Sharm el-Sheikh has been the setting of a few institutional agreements to cooperate on adaptation.
- COP 27 Presidency launched the Sharm-El-Sheikh Adaptation Agenda, with the ambition to address the adaptation gap and achieve a resilient world by 2030. at/biAW8
- The European Bank for Reconstruction and Development (EBRD) and the Global Center on Adaptation (GCA) signed a Memorandum of Understanding (MoU) to cooperate on the AAAP. In particular, their internship will focus on innovative financial products and result-based finance. On the same day, a similar MoU was signed between The International Fund for Agricultural Development (IFAD) and the Global Center on Adaptation (GCA) to join forces to strengthen adaptation and resilience in agriculture, with a particular focus on Africa.

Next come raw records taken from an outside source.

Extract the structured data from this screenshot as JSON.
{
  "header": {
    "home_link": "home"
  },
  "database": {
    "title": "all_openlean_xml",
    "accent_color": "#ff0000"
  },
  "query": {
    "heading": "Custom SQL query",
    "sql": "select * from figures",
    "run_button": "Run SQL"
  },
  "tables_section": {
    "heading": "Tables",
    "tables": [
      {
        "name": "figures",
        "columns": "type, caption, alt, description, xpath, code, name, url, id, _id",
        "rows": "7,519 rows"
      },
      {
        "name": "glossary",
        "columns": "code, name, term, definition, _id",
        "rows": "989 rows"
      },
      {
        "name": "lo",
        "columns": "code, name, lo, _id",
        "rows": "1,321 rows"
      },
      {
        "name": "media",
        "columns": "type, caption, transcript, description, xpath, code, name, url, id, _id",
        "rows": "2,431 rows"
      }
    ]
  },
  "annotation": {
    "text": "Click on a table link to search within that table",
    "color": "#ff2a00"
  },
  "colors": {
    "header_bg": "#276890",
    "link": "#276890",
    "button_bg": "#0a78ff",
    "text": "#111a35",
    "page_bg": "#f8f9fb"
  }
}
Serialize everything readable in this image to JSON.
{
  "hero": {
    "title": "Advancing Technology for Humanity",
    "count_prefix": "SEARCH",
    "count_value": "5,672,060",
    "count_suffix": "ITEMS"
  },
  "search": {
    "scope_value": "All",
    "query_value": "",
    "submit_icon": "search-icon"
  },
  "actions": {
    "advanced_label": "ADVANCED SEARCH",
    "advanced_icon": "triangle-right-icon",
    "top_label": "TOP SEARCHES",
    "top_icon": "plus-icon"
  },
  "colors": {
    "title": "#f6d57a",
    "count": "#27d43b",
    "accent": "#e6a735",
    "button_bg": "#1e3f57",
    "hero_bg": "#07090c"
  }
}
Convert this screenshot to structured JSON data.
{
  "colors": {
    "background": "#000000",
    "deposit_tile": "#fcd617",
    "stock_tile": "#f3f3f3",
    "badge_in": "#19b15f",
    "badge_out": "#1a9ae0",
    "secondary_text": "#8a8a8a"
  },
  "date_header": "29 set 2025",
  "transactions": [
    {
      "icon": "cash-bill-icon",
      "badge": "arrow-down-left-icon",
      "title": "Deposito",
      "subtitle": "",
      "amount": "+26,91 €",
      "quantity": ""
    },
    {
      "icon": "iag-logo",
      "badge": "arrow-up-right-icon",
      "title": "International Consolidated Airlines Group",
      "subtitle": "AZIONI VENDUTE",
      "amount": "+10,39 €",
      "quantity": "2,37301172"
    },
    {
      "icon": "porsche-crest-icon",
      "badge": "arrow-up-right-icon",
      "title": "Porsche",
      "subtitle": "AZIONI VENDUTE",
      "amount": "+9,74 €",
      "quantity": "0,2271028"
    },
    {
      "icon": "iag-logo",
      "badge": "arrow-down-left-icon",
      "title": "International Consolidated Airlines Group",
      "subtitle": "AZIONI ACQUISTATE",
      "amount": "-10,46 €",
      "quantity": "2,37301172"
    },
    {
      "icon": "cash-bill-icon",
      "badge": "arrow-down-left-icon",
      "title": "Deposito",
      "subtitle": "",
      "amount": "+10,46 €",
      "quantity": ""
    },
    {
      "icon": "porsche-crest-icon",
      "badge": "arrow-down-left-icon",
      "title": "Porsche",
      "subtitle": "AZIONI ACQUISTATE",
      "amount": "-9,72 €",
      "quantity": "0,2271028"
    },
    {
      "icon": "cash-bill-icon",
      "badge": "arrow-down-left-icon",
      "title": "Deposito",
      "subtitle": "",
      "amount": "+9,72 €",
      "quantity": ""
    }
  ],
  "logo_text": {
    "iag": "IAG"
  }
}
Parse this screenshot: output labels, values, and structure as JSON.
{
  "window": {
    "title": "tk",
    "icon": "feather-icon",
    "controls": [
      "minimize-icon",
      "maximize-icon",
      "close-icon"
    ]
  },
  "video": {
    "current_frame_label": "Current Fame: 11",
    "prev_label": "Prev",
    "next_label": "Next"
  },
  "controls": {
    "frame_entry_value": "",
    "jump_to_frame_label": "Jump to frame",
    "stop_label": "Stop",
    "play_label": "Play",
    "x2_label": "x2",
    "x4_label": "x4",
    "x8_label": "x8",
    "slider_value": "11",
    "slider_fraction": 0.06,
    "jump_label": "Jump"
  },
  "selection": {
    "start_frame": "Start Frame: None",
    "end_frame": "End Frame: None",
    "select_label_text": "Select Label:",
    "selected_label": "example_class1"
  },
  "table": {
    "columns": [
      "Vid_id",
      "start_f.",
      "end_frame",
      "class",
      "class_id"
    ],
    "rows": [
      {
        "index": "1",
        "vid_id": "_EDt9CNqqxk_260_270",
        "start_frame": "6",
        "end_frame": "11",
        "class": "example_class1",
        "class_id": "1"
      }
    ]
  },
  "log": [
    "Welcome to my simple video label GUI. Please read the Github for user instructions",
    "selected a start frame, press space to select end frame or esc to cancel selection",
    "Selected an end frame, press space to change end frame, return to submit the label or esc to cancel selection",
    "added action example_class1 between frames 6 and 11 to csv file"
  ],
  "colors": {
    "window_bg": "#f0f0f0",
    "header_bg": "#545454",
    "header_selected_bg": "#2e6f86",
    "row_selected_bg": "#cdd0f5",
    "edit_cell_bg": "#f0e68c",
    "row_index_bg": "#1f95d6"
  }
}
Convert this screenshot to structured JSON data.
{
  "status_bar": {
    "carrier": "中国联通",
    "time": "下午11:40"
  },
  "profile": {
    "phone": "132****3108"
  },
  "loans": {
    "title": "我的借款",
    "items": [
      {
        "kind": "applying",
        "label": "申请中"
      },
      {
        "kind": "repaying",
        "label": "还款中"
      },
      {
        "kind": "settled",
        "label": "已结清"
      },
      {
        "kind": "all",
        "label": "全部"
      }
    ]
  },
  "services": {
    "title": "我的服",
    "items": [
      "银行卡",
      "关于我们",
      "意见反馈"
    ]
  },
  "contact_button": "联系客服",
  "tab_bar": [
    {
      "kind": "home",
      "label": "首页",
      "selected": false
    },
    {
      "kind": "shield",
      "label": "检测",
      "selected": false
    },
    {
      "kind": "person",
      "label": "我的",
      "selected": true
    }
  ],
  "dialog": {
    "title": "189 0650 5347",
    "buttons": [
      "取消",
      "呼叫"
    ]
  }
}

COP 27 was also the opportunity for IFAD to release its assessment report towards net zero, which is part of the Paris Alignment Roadmap. “I am thrilled to announce that IFAD investments are net–negative and contribute to global efforts to curb greenhouse gas emissions. This highlights a significant yet under-recognized benefit of investing in small-scale agriculture,” said Jyotsna Puri
Besides adaptation, the main outcome of this COP is the historic deal to establish a loss and damage fund to be operationalized in the coming period. This fund dedicated to addressing the residual damages of insufficient mitigation and adaptation action is essential. Governments also agreed to establish a ‘transitional committee’ to make recommendations on how to operationalize both the new funding arrangements and the fund at COP28 next year.
The UNFCCC displays gathers the decisions taken on its website. Many of the agreements must be operationalized in the next period, and at COP 28.
To sum up
The present Climate Crisis and the challenge ahead are huge. The least responsible ones are the most vulnerable ones. It is an intergenerational injustice that needs to be treated as an emergency. The progresses done in the last years and today are way too small, too slow and too unequal. Climate change is a complex problem that can be tackled only with multi-stakeholder approach, dialogue, and cooperation. The COPs are our forum of cooperation and we wish they will be able to deliver very soon the path of change and related engagement that our planet, society, and economies need so much.
COP 27 remains a milestone event to share expertise to build just transitions. Each participating institution is developing precious knowledge of complex topics and is encouraged to build partnership and coalitions. Many panels highlighted the need for more transparency, capacity building and adapted financial services. Thus, COP 27 was the opportunity to strengthen partnerships between crucial actors and act to find just and sustainable solutions to the present climate crisis, where the most vulnerable ones are part of the actors of needed change.